Could you retype all of the entries below word for word?

Data extracts section start

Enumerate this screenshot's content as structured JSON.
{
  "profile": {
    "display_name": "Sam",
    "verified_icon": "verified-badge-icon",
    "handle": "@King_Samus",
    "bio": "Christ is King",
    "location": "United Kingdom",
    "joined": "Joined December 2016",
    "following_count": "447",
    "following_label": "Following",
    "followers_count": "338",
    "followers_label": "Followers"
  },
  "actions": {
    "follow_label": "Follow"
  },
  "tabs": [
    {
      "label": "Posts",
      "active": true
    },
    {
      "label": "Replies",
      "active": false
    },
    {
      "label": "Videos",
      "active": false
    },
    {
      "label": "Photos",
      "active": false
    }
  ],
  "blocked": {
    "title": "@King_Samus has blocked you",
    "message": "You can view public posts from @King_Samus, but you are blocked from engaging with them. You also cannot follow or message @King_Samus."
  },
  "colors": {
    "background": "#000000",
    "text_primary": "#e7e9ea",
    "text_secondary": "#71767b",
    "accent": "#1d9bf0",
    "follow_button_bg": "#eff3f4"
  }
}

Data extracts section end

» Response:
Enumerate this screenshot's content as structured JSON.
{
  "profile": {
    "display_name": "Sam",
    "verified_icon": "verified-badge-icon",
    "handle": "@King_Samus",
    "bio": "Christ is King",
    "location": "United Kingdom",
    "joined": "Joined December 2016",
    "following_count": "447",
    "following_label": "Following",
    "followers_count": "338",
    "followers_label": "Followers"
  },
  "actions": {
    "follow_label": "Follow"
  },
  "tabs": [
    {
      "label": "Posts",
      "active": true
    },
    {
      "label": "Replies",
      "active": false
    },
    {
      "label": "Videos",
      "active": false
    },
    {
      "label": "Photos",
      "active": false
    }
  ],
  "blocked": {
    "title": "@King_Samus has blocked you",
    "message": "You can view public posts from @King_Samus, but you are blocked from engaging with them. You also cannot follow or message @King_Samus."
  },
  "colors": {
    "background": "#000000",
    "text_primary": "#e7e9ea",
    "text_secondary": "#71767b",
    "accent": "#1d9bf0",
    "follow_button_bg": "#eff3f4"
  }
}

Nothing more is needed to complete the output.